*Task to carry out:*
Could you find every line in the entries below that holds the word "JSON" and copy it?

(Component data from apps and pages)
*** Block opens ***

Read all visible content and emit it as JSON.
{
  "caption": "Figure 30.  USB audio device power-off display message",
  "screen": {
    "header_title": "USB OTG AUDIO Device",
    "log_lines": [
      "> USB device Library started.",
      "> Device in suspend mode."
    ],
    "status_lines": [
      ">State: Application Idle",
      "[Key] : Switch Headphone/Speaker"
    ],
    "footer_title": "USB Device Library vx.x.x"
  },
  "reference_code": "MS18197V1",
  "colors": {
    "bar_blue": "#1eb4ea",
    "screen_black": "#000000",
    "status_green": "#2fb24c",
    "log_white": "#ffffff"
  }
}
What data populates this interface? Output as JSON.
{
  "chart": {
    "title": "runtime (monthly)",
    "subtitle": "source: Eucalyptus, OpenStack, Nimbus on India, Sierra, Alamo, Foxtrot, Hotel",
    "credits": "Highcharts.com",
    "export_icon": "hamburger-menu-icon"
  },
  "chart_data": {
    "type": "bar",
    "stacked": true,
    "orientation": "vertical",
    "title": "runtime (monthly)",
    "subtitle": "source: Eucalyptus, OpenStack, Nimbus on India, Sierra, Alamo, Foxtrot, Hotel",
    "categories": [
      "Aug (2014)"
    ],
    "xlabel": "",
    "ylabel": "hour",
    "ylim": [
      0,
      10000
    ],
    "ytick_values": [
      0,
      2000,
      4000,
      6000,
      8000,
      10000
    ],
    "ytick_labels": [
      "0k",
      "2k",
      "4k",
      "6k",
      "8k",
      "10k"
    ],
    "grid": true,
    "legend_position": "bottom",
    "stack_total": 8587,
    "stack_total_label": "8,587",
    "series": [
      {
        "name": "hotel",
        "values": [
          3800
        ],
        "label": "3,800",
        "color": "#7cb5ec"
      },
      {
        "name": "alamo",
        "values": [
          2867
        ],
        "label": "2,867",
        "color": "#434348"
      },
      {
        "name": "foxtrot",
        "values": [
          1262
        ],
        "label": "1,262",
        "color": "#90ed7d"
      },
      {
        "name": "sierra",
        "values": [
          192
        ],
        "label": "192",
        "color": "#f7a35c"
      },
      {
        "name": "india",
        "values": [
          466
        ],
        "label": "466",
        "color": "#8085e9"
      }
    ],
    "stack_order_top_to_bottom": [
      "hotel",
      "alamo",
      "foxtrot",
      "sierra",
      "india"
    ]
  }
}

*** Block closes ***
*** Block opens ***

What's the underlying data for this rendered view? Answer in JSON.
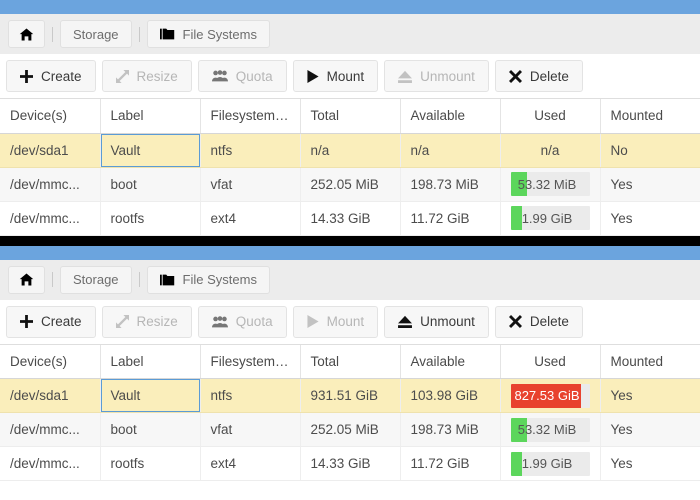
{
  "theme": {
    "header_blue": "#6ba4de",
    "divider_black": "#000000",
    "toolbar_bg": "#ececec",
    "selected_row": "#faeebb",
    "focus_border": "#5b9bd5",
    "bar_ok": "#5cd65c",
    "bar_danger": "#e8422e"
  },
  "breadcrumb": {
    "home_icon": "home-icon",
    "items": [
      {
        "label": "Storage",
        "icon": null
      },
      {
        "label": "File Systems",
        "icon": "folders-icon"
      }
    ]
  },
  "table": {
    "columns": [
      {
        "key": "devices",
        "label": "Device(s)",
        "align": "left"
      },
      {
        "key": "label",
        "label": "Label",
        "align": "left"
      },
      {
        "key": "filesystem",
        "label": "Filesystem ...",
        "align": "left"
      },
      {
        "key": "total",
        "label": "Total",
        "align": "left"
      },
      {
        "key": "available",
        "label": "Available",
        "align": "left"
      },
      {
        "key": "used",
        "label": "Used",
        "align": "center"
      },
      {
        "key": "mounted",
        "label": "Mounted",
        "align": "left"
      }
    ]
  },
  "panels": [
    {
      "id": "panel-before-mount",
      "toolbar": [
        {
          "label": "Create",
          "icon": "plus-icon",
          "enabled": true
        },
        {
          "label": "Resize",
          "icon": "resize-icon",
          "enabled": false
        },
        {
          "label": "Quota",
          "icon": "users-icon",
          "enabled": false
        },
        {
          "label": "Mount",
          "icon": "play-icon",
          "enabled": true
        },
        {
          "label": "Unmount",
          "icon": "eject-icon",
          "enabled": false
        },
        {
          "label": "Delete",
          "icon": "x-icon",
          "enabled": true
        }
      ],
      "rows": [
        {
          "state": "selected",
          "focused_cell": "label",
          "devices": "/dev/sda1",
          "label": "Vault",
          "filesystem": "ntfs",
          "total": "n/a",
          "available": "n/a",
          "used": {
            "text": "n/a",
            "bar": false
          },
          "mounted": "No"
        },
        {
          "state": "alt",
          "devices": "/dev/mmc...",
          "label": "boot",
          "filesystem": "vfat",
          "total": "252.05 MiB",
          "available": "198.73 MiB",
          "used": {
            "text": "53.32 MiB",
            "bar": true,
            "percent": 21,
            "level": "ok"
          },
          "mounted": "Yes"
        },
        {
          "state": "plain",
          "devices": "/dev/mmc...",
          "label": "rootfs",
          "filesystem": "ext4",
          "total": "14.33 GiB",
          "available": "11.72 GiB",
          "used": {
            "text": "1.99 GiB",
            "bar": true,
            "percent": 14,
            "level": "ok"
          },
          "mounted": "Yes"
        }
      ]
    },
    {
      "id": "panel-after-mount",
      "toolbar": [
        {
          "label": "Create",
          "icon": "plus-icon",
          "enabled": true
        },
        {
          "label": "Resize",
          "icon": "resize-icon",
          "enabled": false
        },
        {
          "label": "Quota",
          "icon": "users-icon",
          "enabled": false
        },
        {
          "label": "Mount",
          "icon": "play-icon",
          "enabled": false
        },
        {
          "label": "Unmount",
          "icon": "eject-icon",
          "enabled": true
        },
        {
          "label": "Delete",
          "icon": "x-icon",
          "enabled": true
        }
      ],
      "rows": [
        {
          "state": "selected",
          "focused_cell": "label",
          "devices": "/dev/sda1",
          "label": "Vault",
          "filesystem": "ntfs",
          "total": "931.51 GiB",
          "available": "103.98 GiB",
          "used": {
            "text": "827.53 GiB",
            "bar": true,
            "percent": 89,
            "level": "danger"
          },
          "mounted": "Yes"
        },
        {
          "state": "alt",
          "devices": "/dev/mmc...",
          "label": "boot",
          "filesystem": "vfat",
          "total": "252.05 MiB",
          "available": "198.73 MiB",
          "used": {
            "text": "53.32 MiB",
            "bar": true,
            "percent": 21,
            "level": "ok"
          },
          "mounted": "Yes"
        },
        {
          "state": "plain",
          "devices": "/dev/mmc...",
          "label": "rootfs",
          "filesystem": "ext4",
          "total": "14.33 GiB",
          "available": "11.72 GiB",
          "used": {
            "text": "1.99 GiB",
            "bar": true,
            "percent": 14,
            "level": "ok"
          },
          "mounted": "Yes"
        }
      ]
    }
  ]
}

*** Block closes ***

*Solved exercise:*
Read all visible content and emit it as JSON.
What data populates this interface? Output as JSON.
What's the underlying data for this rendered view? Answer in JSON.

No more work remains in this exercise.